Tim Osborn (an author of the 2007 palaeoclimate chapter):
The 2007 IPCC report conclusions did not weaken the 2001 IPCC report conclusions. The 2007 IPCC report said this (page 436): “The TAR [2001 report] pointed to the ‘exceptional warmth of the late 20th century, relative to the past 1,000 years’. Subsequent evidence has strengthened this conclusion.
Actually, if you refer to email 4923 itself, it says: “Temperatures during the last two decades of the 20th century were probably the warmest of the last millennium.” Note the word ‘PROBABLY’. Neither the 2001 (Third Assessment Report) nor the 2007 (Fourth Assessment Report) by the IPCC stated that these decades WERE the warmest of the millennium. Both used less certain language, acknowledging that prior to the period with instrumental temperatures from thermometers things are much less certain (in IPCC parlance “likely” meant “with a probability above 66%”). The crux of the question is whether the 2007 report backtracked or watered down the 2001 report’s conclusions.
2001 TAR (page 102): “the 1990s are likely to have been the warmest decade of the millennium in the Northern Hemisphere and 1998 is likely to have been the warmest year”.

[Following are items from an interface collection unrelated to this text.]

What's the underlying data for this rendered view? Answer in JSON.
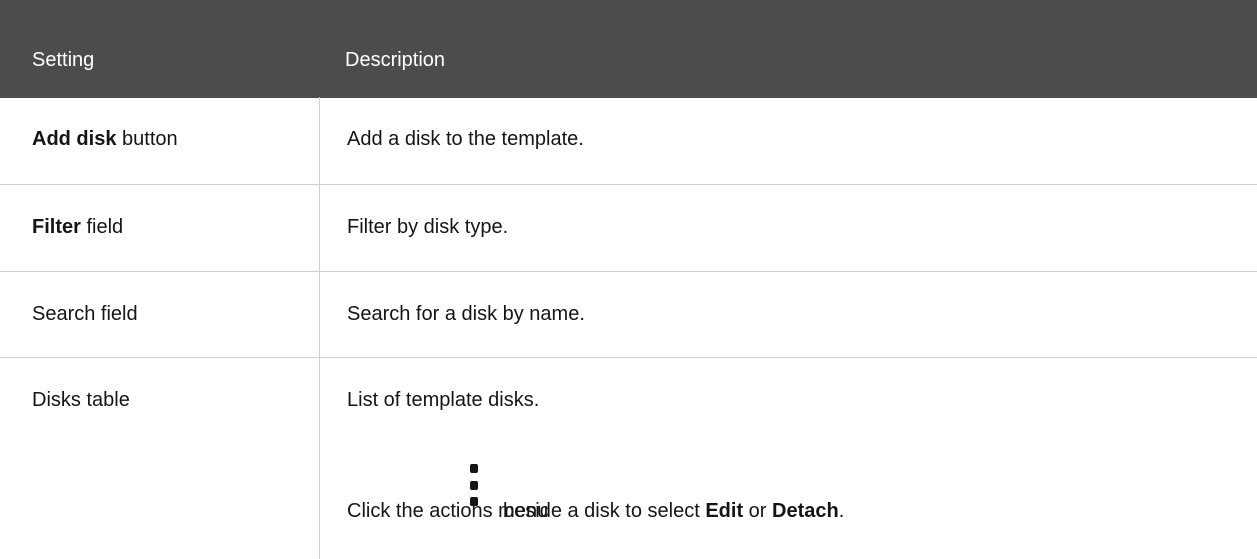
{
  "header": {
    "setting": "Setting",
    "description": "Description"
  },
  "rows": [
    {
      "setting_strong": "Add disk",
      "setting_rest": " button",
      "description": "Add a disk to the template."
    },
    {
      "setting_strong": "Filter",
      "setting_rest": " field",
      "description": "Filter by disk type."
    },
    {
      "setting_strong": "",
      "setting_rest": "Search field",
      "description": "Search for a disk by name."
    },
    {
      "setting_strong": "",
      "setting_rest": "Disks table",
      "description": "List of template disks.",
      "description2_prefix": "Click the actions menu",
      "description2_middle": "beside a disk to select ",
      "description2_edit": "Edit",
      "description2_or": " or ",
      "description2_detach": "Detach",
      "description2_end": "."
    }
  ],
  "icons": {
    "actions_menu": "kebab-icon"
  },
  "colors": {
    "header_bg": "#4c4c4c",
    "header_text": "#ffffff",
    "border": "#d2d2d2",
    "text": "#151515"
  }
}
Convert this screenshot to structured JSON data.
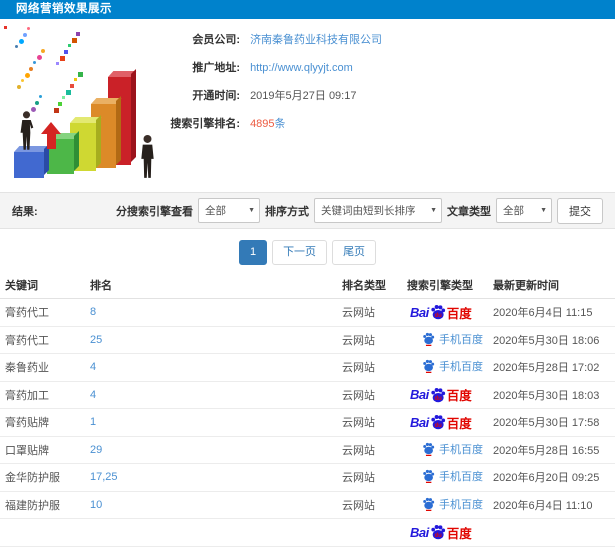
{
  "colors": {
    "topbar_blue": "#0082cc",
    "link_blue": "#4a90d2",
    "count_red": "#ec5b41",
    "pagination_active_blue": "#337ab7",
    "baidu_blue": "#2319dc",
    "baidu_red": "#e10601",
    "filterbar_gray": "#f4f4f4"
  },
  "topbar": {
    "title": "网络营销效果展示"
  },
  "info": {
    "rows": [
      {
        "label": "会员公司:",
        "value": "济南秦鲁药业科技有限公司"
      },
      {
        "label": "推广地址:",
        "value": "http://www.qlyyjt.com"
      },
      {
        "label": "开通时间:",
        "value": "2019年5月27日 09:17"
      },
      {
        "label": "搜索引擎排名:",
        "value": "4895",
        "suffix": "条"
      }
    ]
  },
  "filter": {
    "result_label": "结果:",
    "engine_view_label": "分搜索引擎查看",
    "engine_view_value": "全部",
    "sort_label": "排序方式",
    "sort_value": "关键词由短到长排序",
    "article_type_label": "文章类型",
    "article_type_value": "全部",
    "submit_label": "提交"
  },
  "pagination": {
    "current": "1",
    "next": "下一页",
    "last": "尾页"
  },
  "table": {
    "headers": [
      "关键词",
      "排名",
      "排名类型",
      "搜索引擎类型",
      "最新更新时间"
    ],
    "engine_logos": {
      "baidu": {
        "latin": "Bai",
        "du": "du",
        "cn": "百度"
      },
      "mobile": {
        "label": "手机百度"
      }
    },
    "rows": [
      {
        "keyword": "膏药代工",
        "rank": "8",
        "rank_type": "云网站",
        "engine": "baidu",
        "updated": "2020年6月4日 11:15"
      },
      {
        "keyword": "膏药代工",
        "rank": "25",
        "rank_type": "云网站",
        "engine": "mobile",
        "updated": "2020年5月30日 18:06"
      },
      {
        "keyword": "秦鲁药业",
        "rank": "4",
        "rank_type": "云网站",
        "engine": "mobile",
        "updated": "2020年5月28日 17:02"
      },
      {
        "keyword": "膏药加工",
        "rank": "4",
        "rank_type": "云网站",
        "engine": "baidu",
        "updated": "2020年5月30日 18:03"
      },
      {
        "keyword": "膏药贴牌",
        "rank": "1",
        "rank_type": "云网站",
        "engine": "baidu",
        "updated": "2020年5月30日 17:58"
      },
      {
        "keyword": "口罩贴牌",
        "rank": "29",
        "rank_type": "云网站",
        "engine": "mobile",
        "updated": "2020年5月28日 16:55"
      },
      {
        "keyword": "金华防护服",
        "rank": "17,25",
        "rank_type": "云网站",
        "engine": "mobile",
        "updated": "2020年6月20日 09:25"
      },
      {
        "keyword": "福建防护服",
        "rank": "10",
        "rank_type": "云网站",
        "engine": "mobile",
        "updated": "2020年6月4日 11:10"
      },
      {
        "keyword": "",
        "rank": "",
        "rank_type": "",
        "engine": "baidu",
        "updated": "",
        "partial": true
      }
    ]
  },
  "illustration": {
    "description": "3d-growth-bar-chart-with-businessmen",
    "confetti_colors": [
      "#e6332a",
      "#f7a823",
      "#35b44a",
      "#2b9fd9",
      "#8e44ad",
      "#e84393",
      "#f1c40f",
      "#16a085",
      "#d35400",
      "#3498db",
      "#e74c3c",
      "#9b59b6",
      "#2ecc71",
      "#e67e22",
      "#1abc9c",
      "#ff6b81",
      "#5352ed",
      "#ffa502",
      "#7bed9f",
      "#70a1ff",
      "#e84118",
      "#fbc531",
      "#4cd137",
      "#00a8ff",
      "#9c88ff",
      "#e1b12c",
      "#c23616",
      "#487eb0"
    ]
  }
}
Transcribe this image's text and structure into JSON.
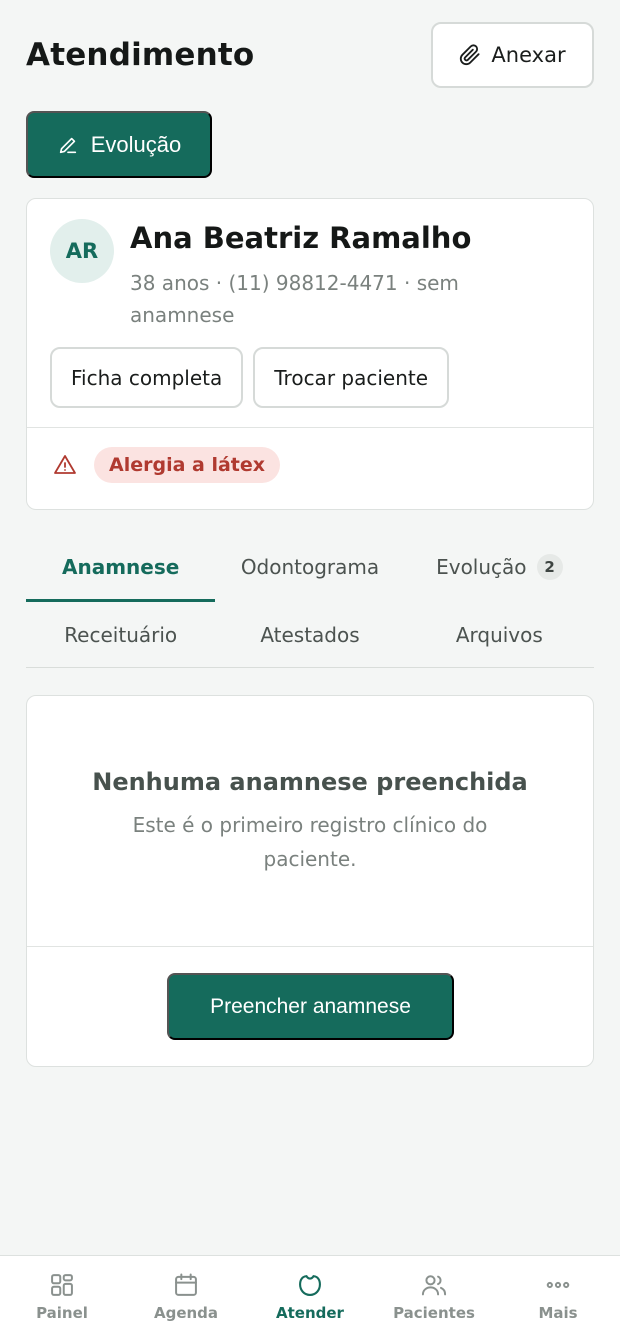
{
  "header": {
    "title": "Atendimento",
    "attach_label": "Anexar"
  },
  "evolution_button": {
    "label": "Evolução"
  },
  "patient": {
    "initials": "AR",
    "name": "Ana Beatriz Ramalho",
    "meta": "38 anos · (11) 98812-4471 · sem anamnese",
    "actions": {
      "full_record": "Ficha completa",
      "switch_patient": "Trocar paciente"
    },
    "allergy": "Alergia a látex"
  },
  "tabs": {
    "row1": [
      {
        "label": "Anamnese",
        "active": true
      },
      {
        "label": "Odontograma"
      },
      {
        "label": "Evolução",
        "count": "2"
      }
    ],
    "row2": [
      {
        "label": "Receituário"
      },
      {
        "label": "Atestados"
      },
      {
        "label": "Arquivos"
      }
    ]
  },
  "empty_state": {
    "title": "Nenhuma anamnese preenchida",
    "description": "Este é o primeiro registro clínico do paciente.",
    "cta": "Preencher anamnese"
  },
  "bottom_nav": [
    {
      "label": "Painel",
      "icon": "grid-icon"
    },
    {
      "label": "Agenda",
      "icon": "calendar-icon"
    },
    {
      "label": "Atender",
      "icon": "tooth-icon",
      "active": true
    },
    {
      "label": "Pacientes",
      "icon": "users-icon"
    },
    {
      "label": "Mais",
      "icon": "more-dots-icon"
    }
  ],
  "colors": {
    "primary": "#156b5c",
    "background": "#f4f6f5",
    "alert_bg": "#fbe3e1",
    "alert_text": "#b03a30"
  }
}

2007 AR4 (page 436): “The TAR [2001 report] pointed to the ‘exceptional warmth of the late 20th century, relative to the past 1,000 years’. Subsequent evidence has strengthened this conclusion. It is very likely that average Northern Hemisphere temperatures during the second half of the 20th century were higher than for any other 50-year period in the last 500 years. It is also likely that this 50-year period was the warmest Northern Hemisphere period in the last 1.3 kyr, and that this warmth was more widespread than during any other 50-year period in the last 1.3 kyr.”
So, the 2007 report considers that subsequent evidence has strengthened the 2001 report conclusions. But neither report referred explicitly to the last two decades of the 1900s: TAR (2001) talked about just one decade, the 1990s. AR4 (2007) talked about 50-year periods.